Below are some fun photos of flowers.  I have gotten tired of taking traditional photos.  I also am trying to get my body to move outside at better times of the day and bring along my camera knowing that my best photos are often the unexpected.  I do not have the patience of a good photographer.  I will adjust or move two or three times and then just snap.  I must admit I really should replace my tripod which broke a few years ago!

The first are just flower shots one of which I photoshopped to look like a painting.  The last two happened because I got up and caught the light.

Wednesday, June 15, 2022

Is It Too Hot for Baby Bunnies?

My husband had decided that we need to leave larger patches of clover in our lawn for pollinators.   Lawns are now considered food deserts for all the necessary insects in our lives.  It also means less lawn to mow.
This spring I have found a new visitor hanging out in both the front and back yards, and I am sure it is due to the patches of clover.  All of these photos were taken from our bay window...which needs washing.  I was also handholding my telephoto.


I went outside to see if I could get closer but...Above---now you see me, now you don't!

I went back inside and the skies opened up in torrential rains. As the rains diminished later in the afternoon my interloper hopper returned.   I watched from the window as he/she began to nip at my pink muhly grass---newly planted this spring.  At first, I was dismayed but saw that he/she was only removing the dried grasses at the base and not destroying the plant.

He/She disappeared into one of the patches of clover. Nest building?? You can barely see the ears and the clover is not that high.  It must be a 'she'.  But she does not look pregnant.

The rabbit left after a while and I went outside to inspect the handwork the next morning.  There was a flat plop of some gooey mud and then a very tight ball of the dried grasses nearby.  When I gently lifted the ball there was a small hole in the ground.  OK, time for some research because I have no idea what that mud patch is?

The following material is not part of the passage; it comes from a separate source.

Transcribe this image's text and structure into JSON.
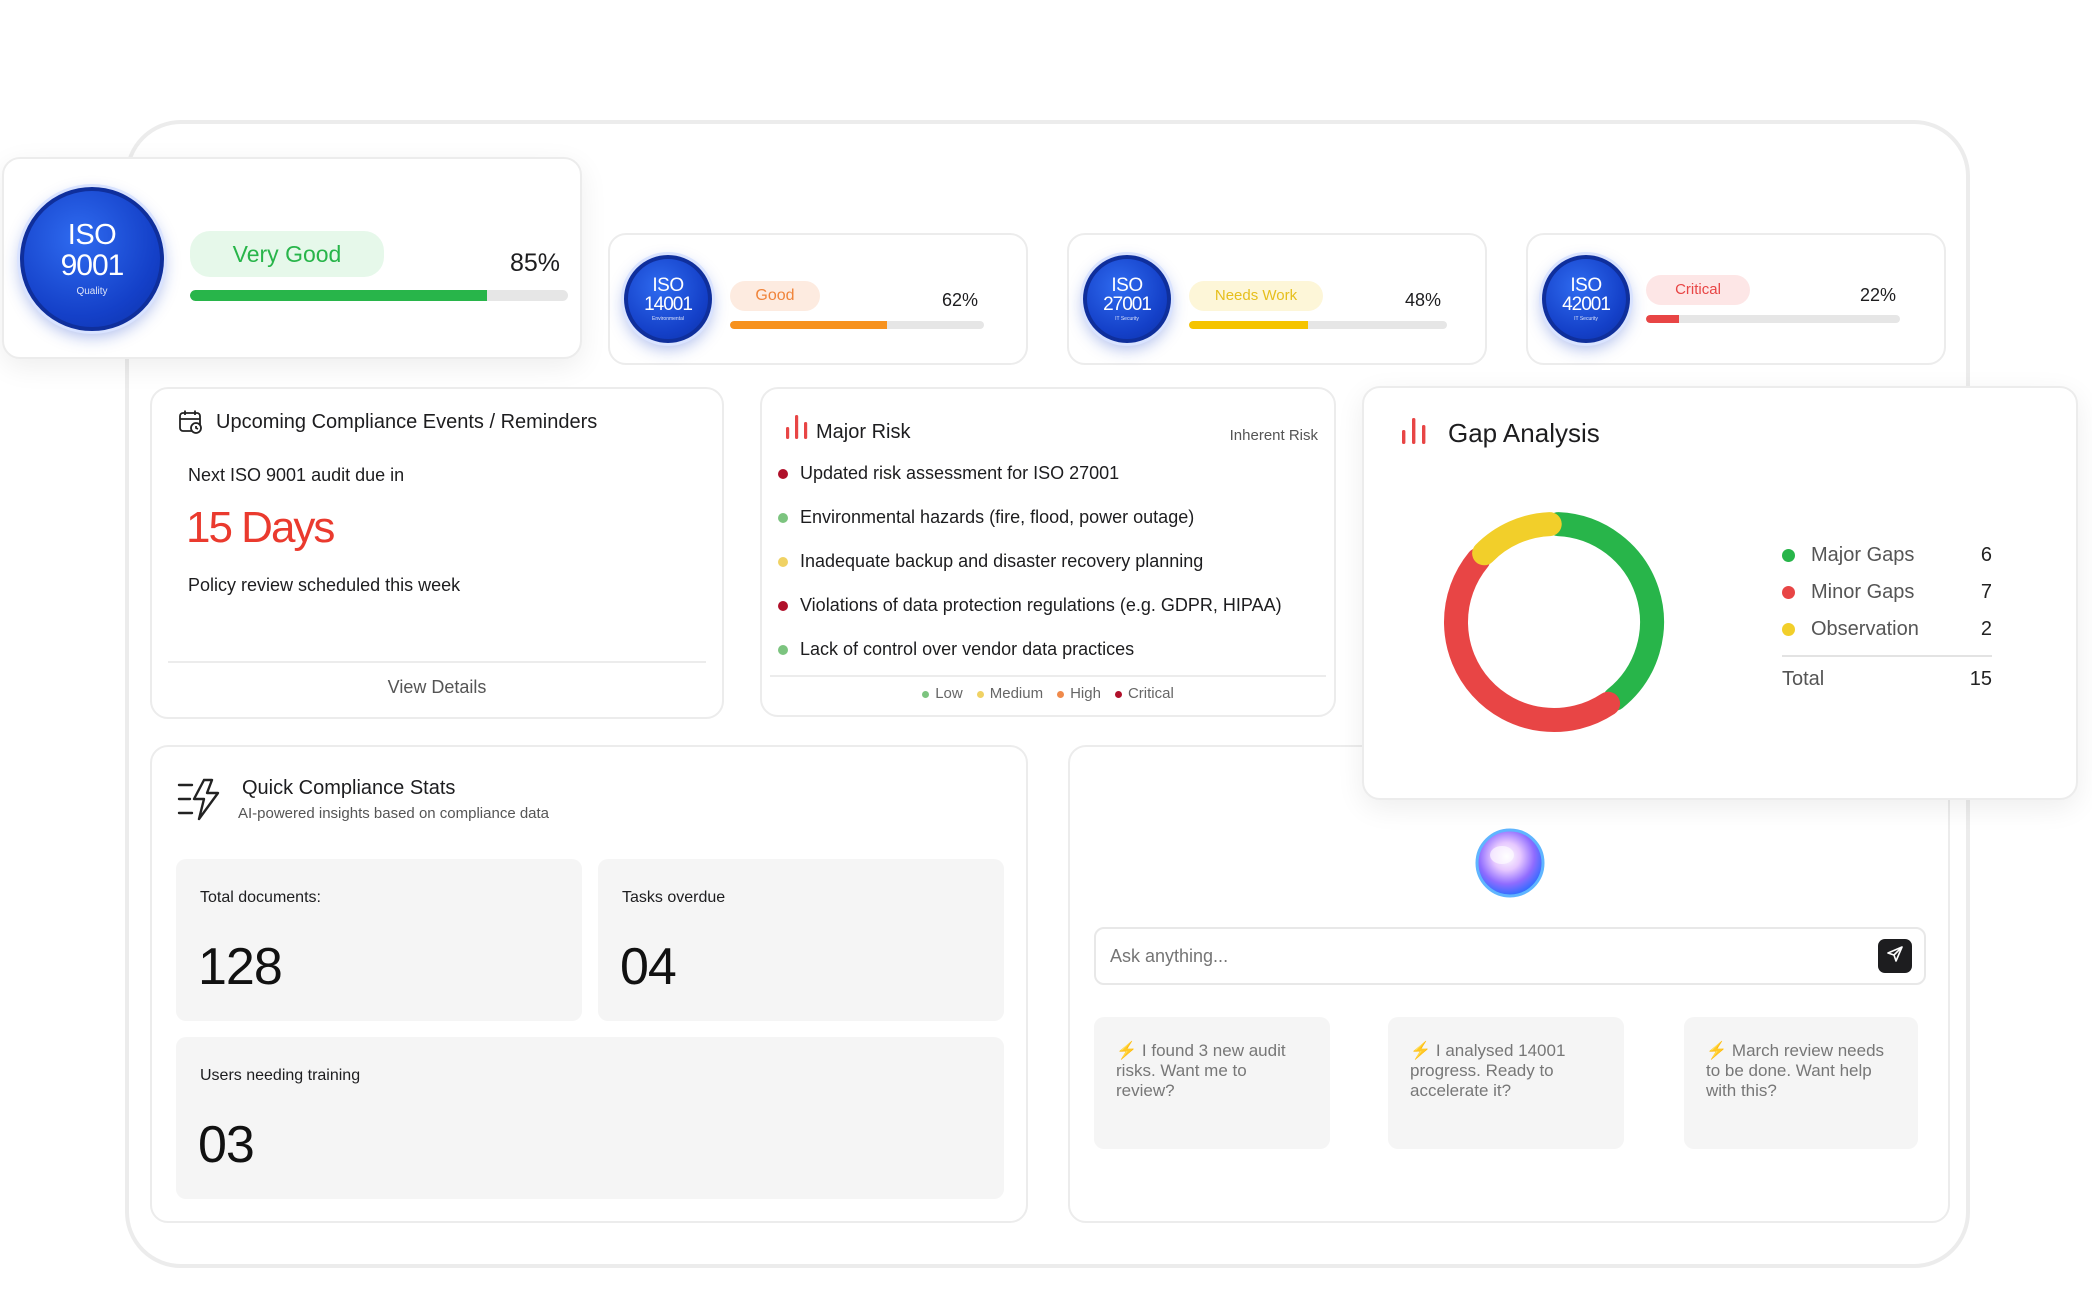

I will not write about how cute baby bunnies are and how destructive.